Understanding AB 1751 and AB 2693
In September 2022, the Governor of California signed into law AB 152, which extends the availability of COVID-19 leave through the end of 2022. In addition to signing AB 152, the Governor of California also signed into law AB 1751 and AB 2693. Assembly Bill 1751 extended the law governing employees who contract COVID-19, whereas AB 2693 amended California Labor Code section 6409.6 to modify employers’ duty to inform workers of potential exposure to COVID-19. Read on to learn more about AB 1751 and AB 2693.
Understanding AB 1751
In February 2022, a Bill (AB 1751) was proposed that would serve to extend the COVID-19 presumptions for specific critical workers in workers’ compensation as originally enacted by SB 1159. Senate Bill 1159, which was passed in September 2020, created a rebuttable presumption for cases of COVID-19 acquired before July 5, 2020, for specific employees and during an outbreak. Under this law, workers who sustain COVID-19 during a COVID-19 “outbreak” at the workplace are assumed to have acquired an occupational injury, thus, are eligible to seek workers’ compensation benefits. In the case of employers with no more than 100 employees, an outbreak is when four employees test positive for COVID-19 within two weeks. For companies with over 100 employees, it is when 4% of the workers reporting to work test positive for COVID-19 within two weeks. Lastly, an outbreak arises when a workplace is ordered to close due to a risk of infection with COVID-19.
AB 1751 was finally signed into law in September 2022. This law amends the expiration of the above-described provisions from January 1, 2023, to January 1, 2025.
Understanding AB 2693
On the other hand, AB 2693 made changes to the COVID-19 notification requirements. Specifically, AB 2693 amended California Labor Code section 6409.6. The Bill changed employers’ duties when it comes to notifying workers of potential exposure to COVID-19. AB 2693 also extended the provisions under California Labor Code section 6409.6 to January 1, 2024.
Before AB 2693 was signed into law, California employers who received notice of potential exposure to COVID-19 on their worksite were required to give employees written notice informing them that they might have been exposed to COVID-19. Under the new law, California employers can post a plainly-displayed notice on the worksite premises or an electronic worker portal instead of giving employees written notice. However, notices must still be filed within one business day of a confirmed COVID-19 case.
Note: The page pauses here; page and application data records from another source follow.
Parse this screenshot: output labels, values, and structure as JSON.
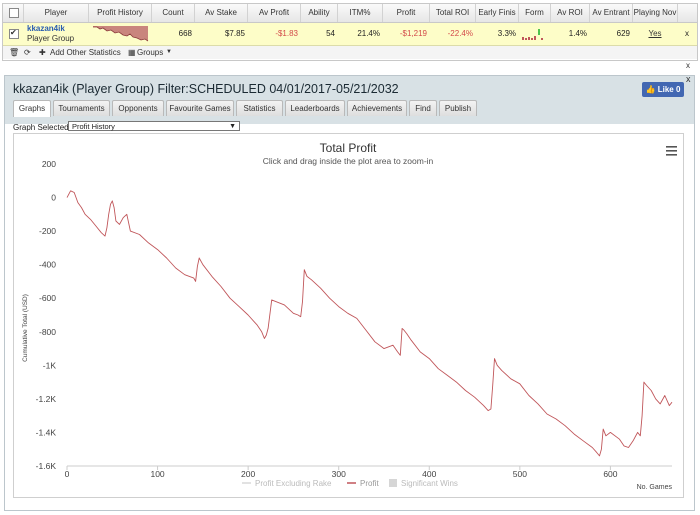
{
  "table": {
    "headers": [
      "Player",
      "Profit History",
      "Count",
      "Av Stake",
      "Av Profit",
      "Ability",
      "ITM%",
      "Profit",
      "Total ROI",
      "Early Finis",
      "Form",
      "Av ROI",
      "Av Entrant",
      "Playing Nov"
    ],
    "row": {
      "player_name": "kkazan4ik",
      "player_group": "Player Group",
      "count": "668",
      "av_stake": "$7.85",
      "av_profit": "-$1.83",
      "ability": "54",
      "itm": "21.4%",
      "profit": "-$1,219",
      "total_roi": "-22.4%",
      "early_finish": "3.3%",
      "av_roi": "1.4%",
      "av_entrant": "629",
      "playing_now": "Yes",
      "row_close": "x"
    },
    "toolbar": {
      "add_stats": "Add Other Statistics",
      "groups": "Groups"
    },
    "top_close": "x"
  },
  "panel": {
    "title": "kkazan4ik (Player Group) Filter:SCHEDULED 04/01/2017-05/21/2032",
    "like_label": "Like 0",
    "close": "x",
    "tabs": [
      "Graphs",
      "Tournaments",
      "Opponents",
      "Favourite Games",
      "Statistics",
      "Leaderboards",
      "Achievements",
      "Find",
      "Publish"
    ],
    "active_tab": "Graphs",
    "graph_selected_label": "Graph Selected:",
    "graph_selected_value": "Profit History"
  },
  "colors": {
    "profit_line": "#c0565a",
    "profit_excl_rake": "#d8d8d8",
    "significant_wins": "#cfcfcf",
    "neg_text": "#d34a4a",
    "like_button": "#4267b2"
  },
  "chart_data": {
    "type": "line",
    "title": "Total Profit",
    "subtitle": "Click and drag inside the plot area to zoom-in",
    "ylabel": "Cumulative Total (USD)",
    "xlabel": "No. Games",
    "xlim": [
      0,
      668
    ],
    "ylim": [
      -1600,
      200
    ],
    "x_ticks": [
      0,
      100,
      200,
      300,
      400,
      500,
      600
    ],
    "x_tick_labels": [
      "0",
      "100",
      "200",
      "300",
      "400",
      "500",
      "600"
    ],
    "y_ticks": [
      200,
      0,
      -200,
      -400,
      -600,
      -800,
      -1000,
      -1200,
      -1400,
      -1600
    ],
    "y_tick_labels": [
      "200",
      "0",
      "-200",
      "-400",
      "-600",
      "-800",
      "-1K",
      "-1.2K",
      "-1.4K",
      "-1.6K"
    ],
    "grid": false,
    "legend_position": "bottom-center",
    "legend": [
      "Profit Excluding Rake",
      "Profit",
      "Significant Wins"
    ],
    "series": [
      {
        "name": "Profit",
        "x": [
          0,
          4,
          8,
          12,
          16,
          20,
          26,
          32,
          38,
          42,
          44,
          46,
          48,
          50,
          52,
          54,
          58,
          62,
          66,
          70,
          80,
          90,
          100,
          110,
          120,
          130,
          140,
          142,
          144,
          146,
          150,
          160,
          170,
          180,
          190,
          200,
          210,
          215,
          218,
          220,
          222,
          226,
          240,
          250,
          255,
          258,
          260,
          262,
          265,
          270,
          280,
          290,
          300,
          310,
          320,
          330,
          340,
          350,
          360,
          365,
          368,
          370,
          372,
          375,
          380,
          390,
          400,
          410,
          420,
          430,
          440,
          450,
          460,
          465,
          468,
          470,
          472,
          475,
          480,
          490,
          500,
          510,
          520,
          530,
          540,
          550,
          560,
          570,
          580,
          585,
          588,
          590,
          592,
          595,
          600,
          610,
          615,
          620,
          625,
          630,
          633,
          635,
          637,
          640,
          645,
          650,
          655,
          660,
          665,
          668
        ],
        "y": [
          0,
          40,
          30,
          -30,
          -60,
          -100,
          -130,
          -170,
          -210,
          -230,
          -180,
          -100,
          -40,
          -20,
          -60,
          -140,
          -160,
          -120,
          -100,
          -200,
          -220,
          -270,
          -310,
          -360,
          -420,
          -460,
          -480,
          -500,
          -410,
          -360,
          -400,
          -470,
          -530,
          -600,
          -650,
          -700,
          -760,
          -800,
          -840,
          -820,
          -780,
          -610,
          -640,
          -690,
          -700,
          -710,
          -620,
          -430,
          -470,
          -490,
          -540,
          -600,
          -650,
          -690,
          -720,
          -790,
          -860,
          -900,
          -880,
          -920,
          -940,
          -780,
          -790,
          -810,
          -850,
          -920,
          -960,
          -1020,
          -1060,
          -1100,
          -1150,
          -1190,
          -1240,
          -1270,
          -1260,
          -1120,
          -960,
          -1000,
          -1030,
          -1080,
          -1110,
          -1180,
          -1230,
          -1290,
          -1320,
          -1360,
          -1410,
          -1450,
          -1490,
          -1520,
          -1540,
          -1500,
          -1380,
          -1420,
          -1400,
          -1440,
          -1480,
          -1490,
          -1450,
          -1400,
          -1420,
          -1300,
          -1100,
          -1120,
          -1150,
          -1200,
          -1230,
          -1180,
          -1240,
          -1220
        ]
      }
    ]
  }
}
As it pertains to the information that must be contained in the worksite notice or on an electronic employee portal, the following is some of it:
- The date the employee who contracted COVID-19 case was on the worksite
- The location of the exposure
- Contacts for workers to get information about COVID-19-related benefits
Also, AB 2693 deleted the existing provision that required employers to notify the local public health agency in the event of an “outbreak.”
Contact a California Employment Lawyer
If you are a California employee and need help with an employment-related matter or help understanding more about AB 1751 and AB 2693, please contact a California employment lawyer near you.